A interesting story behind this conceptual drawing. A drawing that was never finished. A drawing that has become no more than a scrap of paper. A scrap of paper that has become a great reminder.
When 1st challenged to look at this site/drawing I thought this was going to be one of my most difficult and unique challenges. The homeowners had asked me to create a walkway from the back of the house, to the street, that was unique and very artistic.
I immediately thought I would have to use large blocks of sandstone to make this happen and that it would be a challenge to put them together . . . on some type of long graceful curve. The type of curve that would be long, slow, sinewy, sexy. I tend to liken that type of curve to the small of a woman’s back; you know, the perfect curve.
The above drawings were probably the 4th or 5th page of drawings, I remember having a difficult time trying to relate what I was seeing on the site to what I was putting on paper. I couldn’t get the perspective quite right, close but just not there. I remember this drawing being one of the few times I was close to being frustrated with the flow of my work.
This was a point where I could show the conceptuals, these scraps of paper to the homeowners. I went to see them, and could immediately tell something was really wrong. What was it? The concepts? The stone? The flow of the walk? Wow . . . how could I have missed so badly? How wrong I was.

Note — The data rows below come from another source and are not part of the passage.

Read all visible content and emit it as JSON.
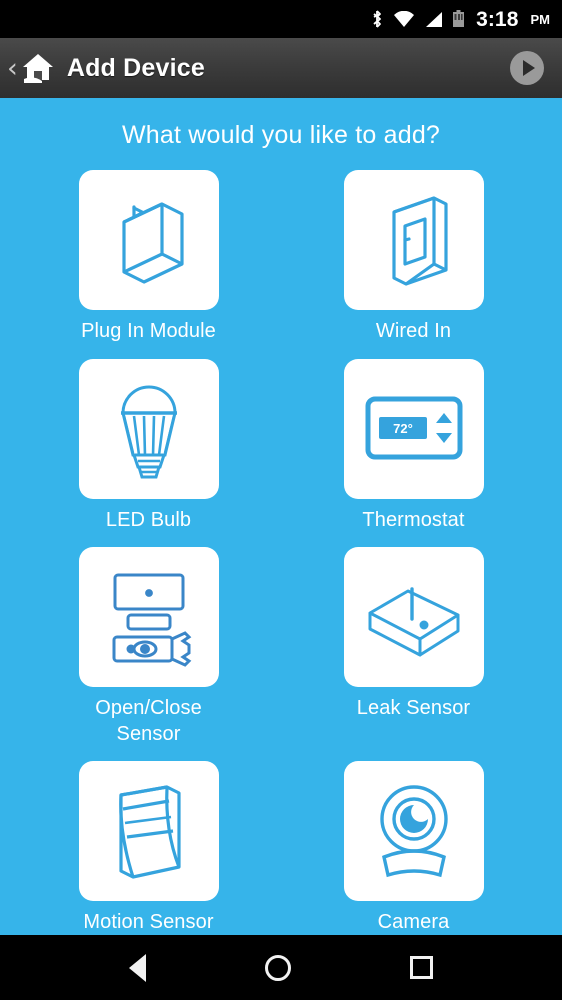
{
  "status_bar": {
    "icons": [
      "bluetooth-icon",
      "wifi-icon",
      "cellular-signal-icon",
      "battery-icon"
    ],
    "time": "3:18",
    "ampm": "PM"
  },
  "action_bar": {
    "back_label": "‹",
    "home_icon": "home-icon",
    "title": "Add Device",
    "next_icon": "play-icon"
  },
  "main": {
    "prompt": "What would you like to add?",
    "background_color": "#36b4ea",
    "accent_color": "#2f9fd8",
    "tiles": [
      {
        "label": "Plug In Module",
        "icon": "plug-in-module-icon"
      },
      {
        "label": "Wired In",
        "icon": "wall-switch-icon"
      },
      {
        "label": "LED Bulb",
        "icon": "led-bulb-icon"
      },
      {
        "label": "Thermostat",
        "icon": "thermostat-icon",
        "display_value": "72°"
      },
      {
        "label": "Open/Close Sensor",
        "icon": "open-close-sensor-icon"
      },
      {
        "label": "Leak Sensor",
        "icon": "leak-sensor-icon"
      },
      {
        "label": "Motion Sensor",
        "icon": "motion-sensor-icon"
      },
      {
        "label": "Camera",
        "icon": "camera-icon"
      }
    ]
  },
  "nav_bar": {
    "back": "back-icon",
    "home": "home-circle-icon",
    "recents": "recents-icon"
  }
}
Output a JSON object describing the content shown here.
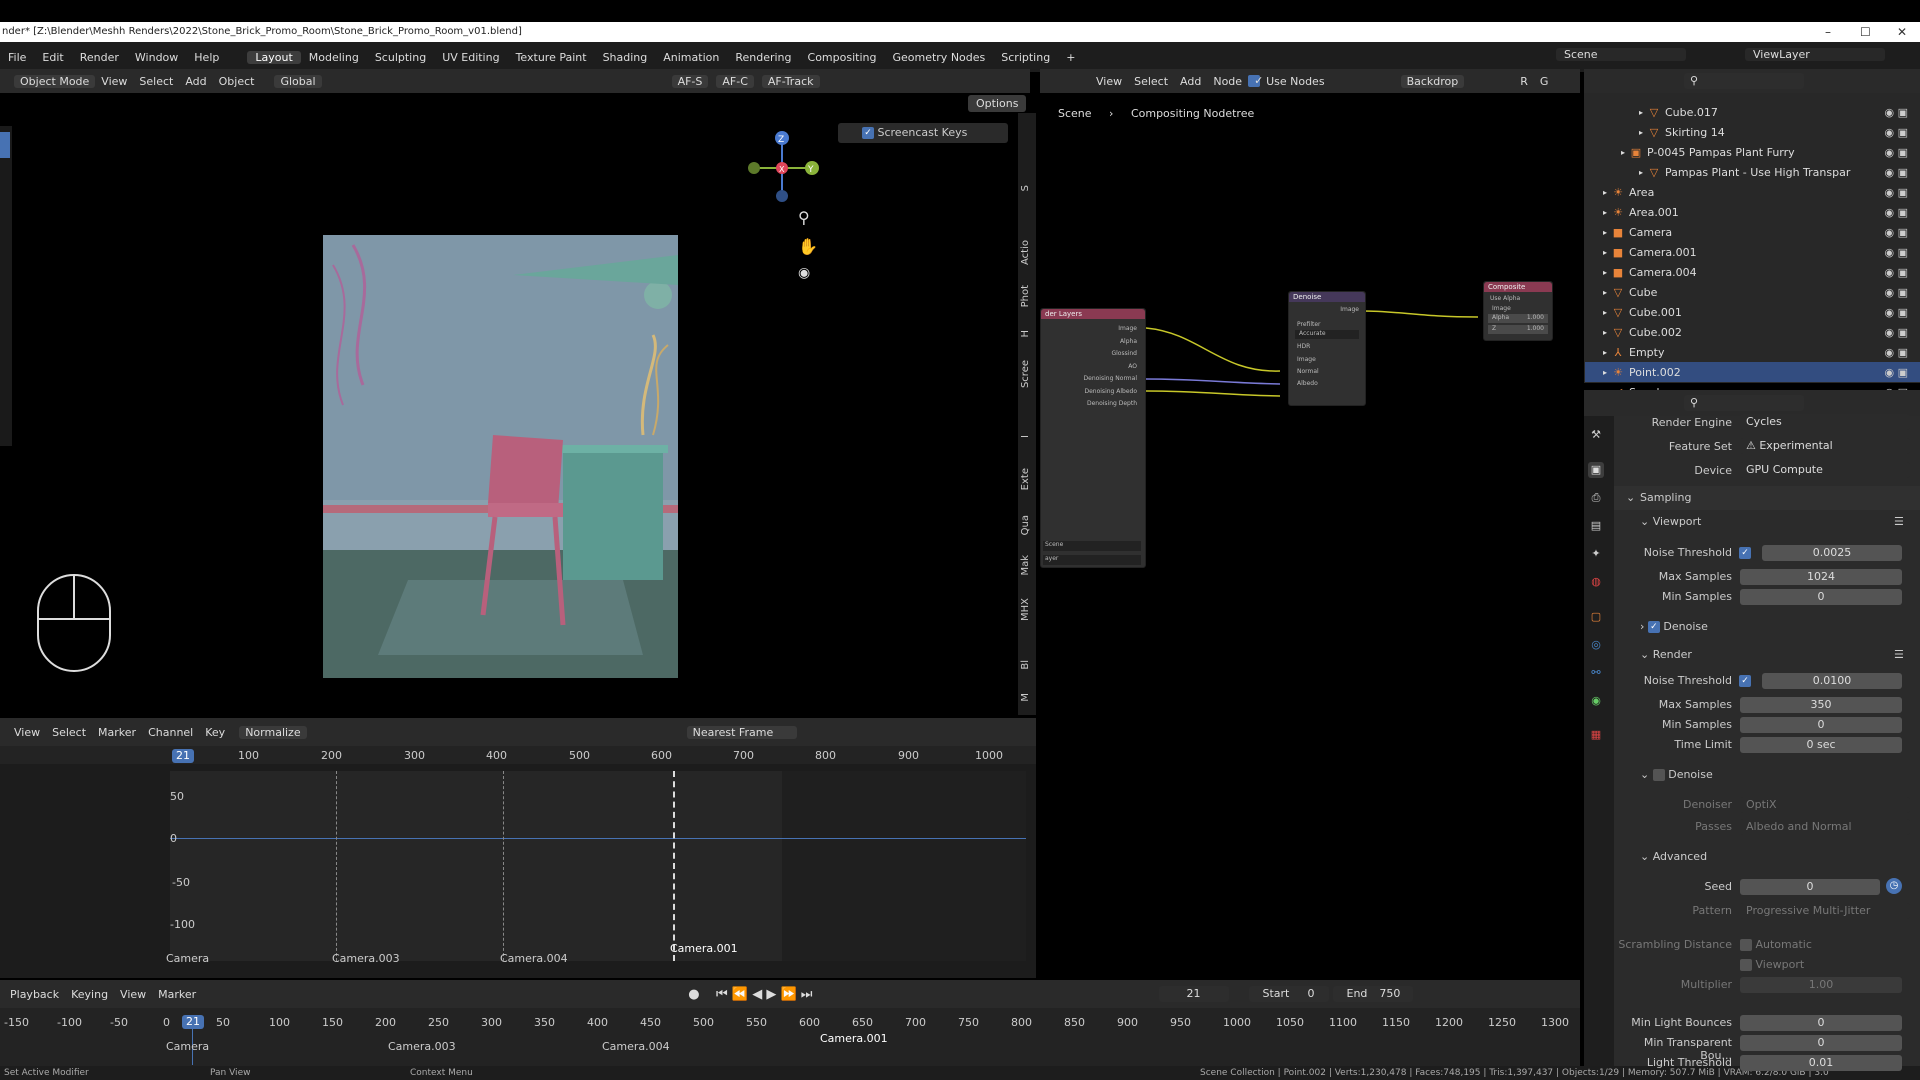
{
  "title_bar": {
    "text": "nder* [Z:\\Blender\\Meshh Renders\\2022\\Stone_Brick_Promo_Room\\Stone_Brick_Promo_Room_v01.blend]",
    "minimize": "–",
    "maximize": "☐",
    "close": "✕"
  },
  "menu": {
    "items": [
      "File",
      "Edit",
      "Render",
      "Window",
      "Help"
    ],
    "workspaces": [
      "Layout",
      "Modeling",
      "Sculpting",
      "UV Editing",
      "Texture Paint",
      "Shading",
      "Animation",
      "Rendering",
      "Compositing",
      "Geometry Nodes",
      "Scripting"
    ],
    "add": "+",
    "scene": "Scene",
    "view_layer": "ViewLayer"
  },
  "viewport": {
    "mode": "Object Mode",
    "menus": [
      "View",
      "Select",
      "Add",
      "Object"
    ],
    "orientation": "Global",
    "options": "Options",
    "af_s": "AF-S",
    "af_c": "AF-C",
    "af_track": "AF-Track",
    "screencast_keys": "Screencast Keys",
    "gizmo": {
      "x": "X",
      "y": "Y",
      "z": "Z"
    }
  },
  "side_tabs": [
    "S",
    "Actio",
    "Phot",
    "H",
    "Scree",
    "I",
    "Exte",
    "Qua",
    "Mak",
    "MHX",
    "Bl",
    "M"
  ],
  "compositor": {
    "menus": [
      "View",
      "Select",
      "Add",
      "Node"
    ],
    "use_nodes": "Use Nodes",
    "backdrop": "Backdrop",
    "breadcrumb": [
      "Scene",
      "Compositing Nodetree"
    ],
    "channel_letters": [
      "R",
      "G"
    ],
    "render_layers": {
      "title": "der Layers",
      "outputs": [
        "Image",
        "Alpha",
        "Glossind",
        "AO",
        "Denoising Normal",
        "Denoising Albedo",
        "Denoising Depth"
      ],
      "scene": "Scene",
      "layer": "ayer"
    },
    "denoise": {
      "title": "Denoise",
      "output": "Image",
      "prefilter_label": "Prefilter",
      "prefilter": "Accurate",
      "hdr": "HDR",
      "inputs": [
        "Image",
        "Normal",
        "Albedo"
      ]
    },
    "composite": {
      "title": "Composite",
      "use_alpha": "Use Alpha",
      "image": "Image",
      "alpha_label": "Alpha",
      "alpha": "1.000",
      "z_label": "Z",
      "z": "1.000"
    }
  },
  "dopesheet": {
    "menus": [
      "View",
      "Select",
      "Marker",
      "Channel",
      "Key"
    ],
    "normalize": "Normalize",
    "nearest_frame": "Nearest Frame",
    "current_frame": "21",
    "ticks": [
      "100",
      "200",
      "300",
      "400",
      "500",
      "600",
      "700",
      "800",
      "900",
      "1000"
    ],
    "y_ticks": [
      "50",
      "0",
      "-50",
      "-100"
    ],
    "markers": [
      "Camera",
      "Camera.003",
      "Camera.004",
      "Camera.001"
    ]
  },
  "timeline": {
    "menus": [
      "Playback",
      "Keying",
      "View",
      "Marker"
    ],
    "frame": "21",
    "start_label": "Start",
    "start": "0",
    "end_label": "End",
    "end": "750",
    "ticks": [
      "-150",
      "-100",
      "-50",
      "0",
      "50",
      "100",
      "150",
      "200",
      "250",
      "300",
      "350",
      "400",
      "450",
      "500",
      "550",
      "600",
      "650",
      "700",
      "750",
      "800",
      "850",
      "900",
      "950",
      "1000",
      "1050",
      "1100",
      "1150",
      "1200",
      "1250",
      "1300"
    ],
    "markers": [
      "Camera",
      "Camera.003",
      "Camera.004",
      "Camera.001"
    ]
  },
  "outliner": {
    "items": [
      {
        "name": "Cube.017",
        "indent": 2,
        "icon": "▽"
      },
      {
        "name": "Skirting 14",
        "indent": 2,
        "icon": "▽"
      },
      {
        "name": "P-0045 Pampas Plant Furry",
        "indent": 1,
        "icon": "▣"
      },
      {
        "name": "Pampas Plant - Use High Transpar",
        "indent": 2,
        "icon": "▽"
      },
      {
        "name": "Area",
        "indent": 0,
        "icon": "☀"
      },
      {
        "name": "Area.001",
        "indent": 0,
        "icon": "☀"
      },
      {
        "name": "Camera",
        "indent": 0,
        "icon": "■"
      },
      {
        "name": "Camera.001",
        "indent": 0,
        "icon": "■"
      },
      {
        "name": "Camera.004",
        "indent": 0,
        "icon": "■"
      },
      {
        "name": "Cube",
        "indent": 0,
        "icon": "▽"
      },
      {
        "name": "Cube.001",
        "indent": 0,
        "icon": "▽"
      },
      {
        "name": "Cube.002",
        "indent": 0,
        "icon": "▽"
      },
      {
        "name": "Empty",
        "indent": 0,
        "icon": "⅄"
      },
      {
        "name": "Point.002",
        "indent": 0,
        "icon": "☀",
        "selected": true
      },
      {
        "name": "Speaker",
        "indent": 0,
        "icon": "◀"
      }
    ]
  },
  "properties": {
    "render_engine_label": "Render Engine",
    "render_engine": "Cycles",
    "feature_set_label": "Feature Set",
    "feature_set": "Experimental",
    "device_label": "Device",
    "device": "GPU Compute",
    "sampling": "Sampling",
    "viewport": "Viewport",
    "noise_threshold_label": "Noise Threshold",
    "viewport_noise_threshold": "0.0025",
    "max_samples_label": "Max Samples",
    "viewport_max_samples": "1024",
    "min_samples_label": "Min Samples",
    "viewport_min_samples": "0",
    "denoise": "Denoise",
    "render": "Render",
    "render_noise_threshold": "0.0100",
    "render_max_samples": "350",
    "render_min_samples": "0",
    "time_limit_label": "Time Limit",
    "time_limit": "0 sec",
    "denoiser_label": "Denoiser",
    "denoiser": "OptiX",
    "passes_label": "Passes",
    "passes": "Albedo and Normal",
    "advanced": "Advanced",
    "seed_label": "Seed",
    "seed": "0",
    "pattern_label": "Pattern",
    "pattern": "Progressive Multi-Jitter",
    "scrambling_label": "Scrambling Distance",
    "automatic": "Automatic",
    "viewport_check": "Viewport",
    "multiplier_label": "Multiplier",
    "multiplier": "1.00",
    "min_light_bounces_label": "Min Light Bounces",
    "min_light_bounces": "0",
    "min_transparent_label": "Min Transparent Bou...",
    "min_transparent": "0",
    "light_threshold_label": "Light Threshold",
    "light_threshold": "0.01"
  },
  "status": {
    "left": "Set Active Modifier",
    "pan": "Pan View",
    "context": "Context Menu",
    "right": "Scene Collection | Point.002 | Verts:1,230,478 | Faces:748,195 | Tris:1,397,437 | Objects:1/29 | Memory: 507.7 MiB | VRAM: 6.2/8.0 GiB | 3.0"
  }
}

The couple proceeds to calmly tell me that the wife had relapsed in her cancer treatments and the prognosis was not good. They were telling me this in such a way as to not hurt my feelings about how they were canceling the project, to take care of more immediate concerns.
They handled everything with such grace, courage, and dignity . . . very powerful moment. An event that was another dynamic reminder to live every day, every project, every moment as best we can.
I keep that scrap of paper as a reminder of how fleeting, how fragile, how unknowing life can be. She died a few months later.
How sad. It reminds me of one the Four Agreements, according to Don Miguel Ruiz: don’t take anything personally.
Rick Anderson said…
Okay, I was intrigued so i had to go Google the guy, very interesting.
I think all Designer’s should learn this. It’s about the client and their site not the Designer and their ego.